◆ SUPPLIED RECORDS ◆
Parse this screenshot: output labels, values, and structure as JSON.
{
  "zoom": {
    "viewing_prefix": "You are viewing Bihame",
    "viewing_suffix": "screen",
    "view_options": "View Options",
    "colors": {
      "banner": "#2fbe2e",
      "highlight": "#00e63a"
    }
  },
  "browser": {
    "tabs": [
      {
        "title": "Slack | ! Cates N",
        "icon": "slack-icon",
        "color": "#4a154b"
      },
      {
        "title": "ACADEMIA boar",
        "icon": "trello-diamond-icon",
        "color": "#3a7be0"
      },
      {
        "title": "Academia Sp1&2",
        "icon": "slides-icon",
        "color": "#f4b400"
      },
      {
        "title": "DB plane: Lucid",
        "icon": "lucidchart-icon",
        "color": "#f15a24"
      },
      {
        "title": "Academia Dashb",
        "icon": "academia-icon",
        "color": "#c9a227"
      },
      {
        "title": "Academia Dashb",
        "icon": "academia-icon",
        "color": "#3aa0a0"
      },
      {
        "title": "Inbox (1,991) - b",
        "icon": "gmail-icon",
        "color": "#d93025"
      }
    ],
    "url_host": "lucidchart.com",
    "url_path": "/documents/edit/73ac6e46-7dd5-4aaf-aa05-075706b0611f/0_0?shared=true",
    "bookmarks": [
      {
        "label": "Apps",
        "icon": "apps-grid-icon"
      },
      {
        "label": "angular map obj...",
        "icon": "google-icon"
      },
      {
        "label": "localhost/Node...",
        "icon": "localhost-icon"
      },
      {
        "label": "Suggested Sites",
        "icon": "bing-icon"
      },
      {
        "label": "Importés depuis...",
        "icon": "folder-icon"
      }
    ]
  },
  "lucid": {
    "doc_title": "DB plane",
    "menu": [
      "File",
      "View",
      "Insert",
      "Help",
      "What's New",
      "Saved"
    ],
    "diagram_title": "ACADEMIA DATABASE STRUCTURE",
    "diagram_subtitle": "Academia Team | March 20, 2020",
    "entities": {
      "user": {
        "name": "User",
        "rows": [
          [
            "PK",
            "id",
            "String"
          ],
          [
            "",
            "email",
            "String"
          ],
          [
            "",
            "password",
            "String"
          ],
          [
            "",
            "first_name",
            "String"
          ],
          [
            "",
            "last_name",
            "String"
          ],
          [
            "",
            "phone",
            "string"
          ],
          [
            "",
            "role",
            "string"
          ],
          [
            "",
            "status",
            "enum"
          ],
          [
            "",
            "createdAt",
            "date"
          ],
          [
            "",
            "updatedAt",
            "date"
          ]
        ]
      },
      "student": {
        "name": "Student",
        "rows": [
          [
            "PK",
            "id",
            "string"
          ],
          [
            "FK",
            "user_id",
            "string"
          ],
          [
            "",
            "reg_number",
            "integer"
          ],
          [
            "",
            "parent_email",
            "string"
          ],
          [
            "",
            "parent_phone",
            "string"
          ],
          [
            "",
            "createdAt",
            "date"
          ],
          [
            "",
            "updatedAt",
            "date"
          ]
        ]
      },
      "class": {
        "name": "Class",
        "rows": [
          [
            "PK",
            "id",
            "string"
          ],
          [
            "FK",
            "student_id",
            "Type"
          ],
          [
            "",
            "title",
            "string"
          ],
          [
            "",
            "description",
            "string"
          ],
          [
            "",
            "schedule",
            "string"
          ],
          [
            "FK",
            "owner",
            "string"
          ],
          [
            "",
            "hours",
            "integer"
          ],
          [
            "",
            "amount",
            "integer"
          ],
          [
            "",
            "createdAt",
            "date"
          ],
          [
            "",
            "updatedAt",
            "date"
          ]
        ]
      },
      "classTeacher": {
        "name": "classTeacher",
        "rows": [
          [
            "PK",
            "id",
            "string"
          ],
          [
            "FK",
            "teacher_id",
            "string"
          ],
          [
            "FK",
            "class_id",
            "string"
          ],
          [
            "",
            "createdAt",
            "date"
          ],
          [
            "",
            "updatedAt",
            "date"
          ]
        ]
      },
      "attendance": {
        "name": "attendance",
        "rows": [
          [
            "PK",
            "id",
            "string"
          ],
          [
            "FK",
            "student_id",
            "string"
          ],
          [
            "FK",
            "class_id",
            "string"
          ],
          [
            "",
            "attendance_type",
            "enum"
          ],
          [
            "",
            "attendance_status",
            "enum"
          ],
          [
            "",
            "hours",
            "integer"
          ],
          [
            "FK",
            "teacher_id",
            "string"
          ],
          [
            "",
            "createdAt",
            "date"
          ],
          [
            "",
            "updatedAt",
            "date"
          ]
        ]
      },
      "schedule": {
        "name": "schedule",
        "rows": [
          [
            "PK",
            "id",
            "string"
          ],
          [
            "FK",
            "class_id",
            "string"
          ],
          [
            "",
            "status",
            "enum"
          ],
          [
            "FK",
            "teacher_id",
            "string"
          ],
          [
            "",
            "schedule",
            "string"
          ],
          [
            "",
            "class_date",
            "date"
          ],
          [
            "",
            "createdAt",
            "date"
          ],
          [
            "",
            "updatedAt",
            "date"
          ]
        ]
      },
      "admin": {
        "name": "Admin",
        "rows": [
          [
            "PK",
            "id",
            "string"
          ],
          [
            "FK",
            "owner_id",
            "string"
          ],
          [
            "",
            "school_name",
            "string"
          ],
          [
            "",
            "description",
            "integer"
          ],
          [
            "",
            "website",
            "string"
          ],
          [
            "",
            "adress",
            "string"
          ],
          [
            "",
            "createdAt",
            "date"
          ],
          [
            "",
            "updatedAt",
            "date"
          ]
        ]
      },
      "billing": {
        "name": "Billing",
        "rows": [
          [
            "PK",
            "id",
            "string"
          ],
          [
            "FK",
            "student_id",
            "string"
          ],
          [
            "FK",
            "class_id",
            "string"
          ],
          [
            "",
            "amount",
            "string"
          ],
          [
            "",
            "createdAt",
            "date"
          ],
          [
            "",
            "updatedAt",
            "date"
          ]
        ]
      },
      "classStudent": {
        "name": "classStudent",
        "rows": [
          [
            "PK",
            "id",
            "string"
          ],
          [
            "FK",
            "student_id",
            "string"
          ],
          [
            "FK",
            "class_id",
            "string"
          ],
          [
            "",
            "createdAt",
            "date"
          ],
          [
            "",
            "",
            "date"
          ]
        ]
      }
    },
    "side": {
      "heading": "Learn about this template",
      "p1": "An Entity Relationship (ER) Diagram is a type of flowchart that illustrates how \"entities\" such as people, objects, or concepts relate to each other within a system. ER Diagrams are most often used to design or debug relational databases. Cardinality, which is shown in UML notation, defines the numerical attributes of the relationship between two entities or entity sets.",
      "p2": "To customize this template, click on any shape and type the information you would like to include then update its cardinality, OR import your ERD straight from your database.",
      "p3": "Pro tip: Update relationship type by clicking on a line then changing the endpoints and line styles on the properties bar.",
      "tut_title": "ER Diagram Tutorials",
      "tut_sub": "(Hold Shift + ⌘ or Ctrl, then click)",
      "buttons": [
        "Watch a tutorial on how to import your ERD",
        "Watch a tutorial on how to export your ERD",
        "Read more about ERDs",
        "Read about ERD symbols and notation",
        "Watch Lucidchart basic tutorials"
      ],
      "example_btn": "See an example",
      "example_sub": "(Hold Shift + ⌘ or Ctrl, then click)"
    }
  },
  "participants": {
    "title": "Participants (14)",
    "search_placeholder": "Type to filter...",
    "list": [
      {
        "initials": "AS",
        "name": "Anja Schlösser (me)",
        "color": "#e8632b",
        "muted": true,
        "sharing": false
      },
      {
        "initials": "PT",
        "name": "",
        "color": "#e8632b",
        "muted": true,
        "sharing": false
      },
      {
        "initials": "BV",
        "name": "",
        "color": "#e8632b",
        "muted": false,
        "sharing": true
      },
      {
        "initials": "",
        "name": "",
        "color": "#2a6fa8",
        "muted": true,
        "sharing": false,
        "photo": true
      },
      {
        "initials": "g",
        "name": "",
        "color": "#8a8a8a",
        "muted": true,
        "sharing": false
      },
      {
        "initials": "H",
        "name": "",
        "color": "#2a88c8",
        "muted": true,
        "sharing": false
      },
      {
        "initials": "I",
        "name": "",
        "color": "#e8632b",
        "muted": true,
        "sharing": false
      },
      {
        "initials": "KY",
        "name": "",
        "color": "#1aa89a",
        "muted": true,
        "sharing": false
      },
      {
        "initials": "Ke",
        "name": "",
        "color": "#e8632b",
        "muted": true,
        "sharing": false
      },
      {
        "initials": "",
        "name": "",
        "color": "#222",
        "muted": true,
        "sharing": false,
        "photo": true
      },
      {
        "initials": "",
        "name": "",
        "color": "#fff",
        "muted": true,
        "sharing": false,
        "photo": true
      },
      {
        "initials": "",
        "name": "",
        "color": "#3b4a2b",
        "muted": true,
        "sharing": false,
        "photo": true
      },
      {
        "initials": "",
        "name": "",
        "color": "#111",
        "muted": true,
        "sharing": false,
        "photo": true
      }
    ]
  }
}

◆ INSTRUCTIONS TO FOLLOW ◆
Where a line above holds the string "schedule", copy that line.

◆ WRITTEN SOLUTION ◆
            "schedule",
      "schedule": {
        "name": "schedule",
            "schedule",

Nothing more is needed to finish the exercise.